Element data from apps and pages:
◇ ◇ ◇ ◇ ◇
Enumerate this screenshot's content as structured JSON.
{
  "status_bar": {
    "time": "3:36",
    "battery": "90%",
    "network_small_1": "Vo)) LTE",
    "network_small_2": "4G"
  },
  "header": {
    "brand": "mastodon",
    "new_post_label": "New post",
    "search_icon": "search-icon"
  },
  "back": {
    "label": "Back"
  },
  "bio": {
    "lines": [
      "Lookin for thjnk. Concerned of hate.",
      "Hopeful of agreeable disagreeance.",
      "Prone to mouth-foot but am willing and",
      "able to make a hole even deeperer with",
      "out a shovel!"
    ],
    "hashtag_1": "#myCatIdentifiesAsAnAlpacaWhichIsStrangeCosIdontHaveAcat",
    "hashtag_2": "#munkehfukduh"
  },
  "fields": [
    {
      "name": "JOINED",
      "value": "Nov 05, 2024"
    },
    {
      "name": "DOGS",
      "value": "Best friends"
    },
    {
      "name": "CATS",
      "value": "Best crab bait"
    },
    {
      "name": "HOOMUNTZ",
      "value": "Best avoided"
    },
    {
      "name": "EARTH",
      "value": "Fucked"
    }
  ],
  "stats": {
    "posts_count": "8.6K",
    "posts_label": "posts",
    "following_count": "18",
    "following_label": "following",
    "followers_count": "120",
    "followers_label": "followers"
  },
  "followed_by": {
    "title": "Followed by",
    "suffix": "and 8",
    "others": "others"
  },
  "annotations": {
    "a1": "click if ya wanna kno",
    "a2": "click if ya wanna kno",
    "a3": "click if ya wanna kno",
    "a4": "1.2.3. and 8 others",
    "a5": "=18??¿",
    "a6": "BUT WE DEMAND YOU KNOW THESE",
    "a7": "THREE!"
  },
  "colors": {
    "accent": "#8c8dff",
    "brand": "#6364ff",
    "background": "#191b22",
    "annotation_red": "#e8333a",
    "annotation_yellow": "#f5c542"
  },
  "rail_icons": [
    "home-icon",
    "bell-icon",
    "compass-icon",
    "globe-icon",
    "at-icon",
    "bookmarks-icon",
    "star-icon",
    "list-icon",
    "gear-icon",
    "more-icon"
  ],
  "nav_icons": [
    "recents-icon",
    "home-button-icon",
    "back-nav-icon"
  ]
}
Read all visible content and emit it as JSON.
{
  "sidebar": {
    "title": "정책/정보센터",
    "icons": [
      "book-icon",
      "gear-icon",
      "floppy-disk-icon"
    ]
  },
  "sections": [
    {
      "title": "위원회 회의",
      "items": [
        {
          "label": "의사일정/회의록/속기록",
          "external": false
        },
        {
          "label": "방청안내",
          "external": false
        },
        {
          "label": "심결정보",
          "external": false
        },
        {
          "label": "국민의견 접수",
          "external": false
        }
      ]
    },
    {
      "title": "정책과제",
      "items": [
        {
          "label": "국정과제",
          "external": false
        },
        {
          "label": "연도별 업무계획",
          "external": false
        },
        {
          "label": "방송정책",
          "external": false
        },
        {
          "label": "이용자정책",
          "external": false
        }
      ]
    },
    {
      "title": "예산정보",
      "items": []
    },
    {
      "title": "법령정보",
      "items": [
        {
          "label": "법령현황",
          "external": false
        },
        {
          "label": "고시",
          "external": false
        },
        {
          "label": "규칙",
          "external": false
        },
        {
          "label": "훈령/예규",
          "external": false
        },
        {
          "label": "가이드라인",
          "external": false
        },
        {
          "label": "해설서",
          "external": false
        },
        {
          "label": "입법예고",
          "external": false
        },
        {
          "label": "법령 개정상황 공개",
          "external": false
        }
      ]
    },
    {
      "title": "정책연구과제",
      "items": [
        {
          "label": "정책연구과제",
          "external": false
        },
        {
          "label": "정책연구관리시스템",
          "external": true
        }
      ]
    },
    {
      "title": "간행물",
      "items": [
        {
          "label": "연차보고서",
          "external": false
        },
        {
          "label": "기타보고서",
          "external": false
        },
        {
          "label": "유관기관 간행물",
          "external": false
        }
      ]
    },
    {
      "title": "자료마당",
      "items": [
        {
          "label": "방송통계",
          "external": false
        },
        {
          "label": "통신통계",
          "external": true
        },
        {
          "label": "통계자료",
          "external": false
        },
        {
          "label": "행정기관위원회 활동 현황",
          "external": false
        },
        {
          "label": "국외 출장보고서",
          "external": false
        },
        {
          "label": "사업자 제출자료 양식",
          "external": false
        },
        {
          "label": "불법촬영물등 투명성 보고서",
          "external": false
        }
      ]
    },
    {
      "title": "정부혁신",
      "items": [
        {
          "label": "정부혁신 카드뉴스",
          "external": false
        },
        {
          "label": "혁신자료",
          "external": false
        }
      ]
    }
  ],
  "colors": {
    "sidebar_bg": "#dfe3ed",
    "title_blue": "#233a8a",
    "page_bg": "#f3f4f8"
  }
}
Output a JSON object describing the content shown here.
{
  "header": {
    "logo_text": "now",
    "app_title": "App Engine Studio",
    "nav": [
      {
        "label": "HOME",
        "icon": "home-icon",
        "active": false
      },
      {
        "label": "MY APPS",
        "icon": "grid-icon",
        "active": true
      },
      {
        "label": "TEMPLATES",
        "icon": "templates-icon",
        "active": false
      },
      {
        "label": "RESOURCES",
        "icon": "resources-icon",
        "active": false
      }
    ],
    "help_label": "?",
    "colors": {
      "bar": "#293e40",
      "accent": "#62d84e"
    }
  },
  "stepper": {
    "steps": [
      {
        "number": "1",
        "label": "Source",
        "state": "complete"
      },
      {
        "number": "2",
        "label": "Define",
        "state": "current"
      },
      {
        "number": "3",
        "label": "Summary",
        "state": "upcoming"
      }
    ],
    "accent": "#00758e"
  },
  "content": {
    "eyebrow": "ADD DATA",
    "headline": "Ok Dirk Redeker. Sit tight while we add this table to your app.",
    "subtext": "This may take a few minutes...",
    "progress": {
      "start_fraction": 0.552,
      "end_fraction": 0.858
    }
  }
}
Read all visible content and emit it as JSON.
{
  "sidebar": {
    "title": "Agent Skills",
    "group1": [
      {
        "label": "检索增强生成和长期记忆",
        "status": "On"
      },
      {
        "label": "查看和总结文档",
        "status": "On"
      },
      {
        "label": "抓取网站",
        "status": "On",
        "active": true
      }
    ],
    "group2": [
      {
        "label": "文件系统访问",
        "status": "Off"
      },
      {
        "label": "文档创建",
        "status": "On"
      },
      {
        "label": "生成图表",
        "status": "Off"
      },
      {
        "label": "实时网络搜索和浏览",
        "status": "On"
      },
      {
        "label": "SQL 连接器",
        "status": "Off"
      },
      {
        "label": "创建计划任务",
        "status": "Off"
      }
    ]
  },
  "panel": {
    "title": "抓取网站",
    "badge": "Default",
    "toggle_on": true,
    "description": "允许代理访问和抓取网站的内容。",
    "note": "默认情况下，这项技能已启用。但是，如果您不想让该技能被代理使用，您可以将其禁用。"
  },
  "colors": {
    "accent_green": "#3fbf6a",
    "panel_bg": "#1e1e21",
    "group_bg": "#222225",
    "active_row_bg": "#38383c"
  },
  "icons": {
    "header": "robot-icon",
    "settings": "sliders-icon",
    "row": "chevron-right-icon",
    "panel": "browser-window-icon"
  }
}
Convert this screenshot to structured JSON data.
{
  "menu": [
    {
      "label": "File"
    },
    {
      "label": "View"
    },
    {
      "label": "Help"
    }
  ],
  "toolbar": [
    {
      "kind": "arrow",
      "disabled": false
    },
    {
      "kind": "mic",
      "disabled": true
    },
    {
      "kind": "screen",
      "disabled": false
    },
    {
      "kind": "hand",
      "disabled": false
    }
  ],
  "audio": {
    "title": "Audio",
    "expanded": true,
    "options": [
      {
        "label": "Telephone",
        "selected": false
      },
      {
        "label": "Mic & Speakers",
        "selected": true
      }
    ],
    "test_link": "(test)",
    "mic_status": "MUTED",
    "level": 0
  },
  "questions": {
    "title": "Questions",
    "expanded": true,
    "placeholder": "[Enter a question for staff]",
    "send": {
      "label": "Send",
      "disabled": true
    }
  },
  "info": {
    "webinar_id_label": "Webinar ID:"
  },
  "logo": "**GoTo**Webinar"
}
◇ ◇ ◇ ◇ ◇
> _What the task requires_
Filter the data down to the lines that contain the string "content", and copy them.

> _Finished task_
Enumerate this screenshot's content as structured JSON.
Read all visible content and emit it as JSON.
Output a JSON object describing the content shown here.
  "content": {
Read all visible content and emit it as JSON.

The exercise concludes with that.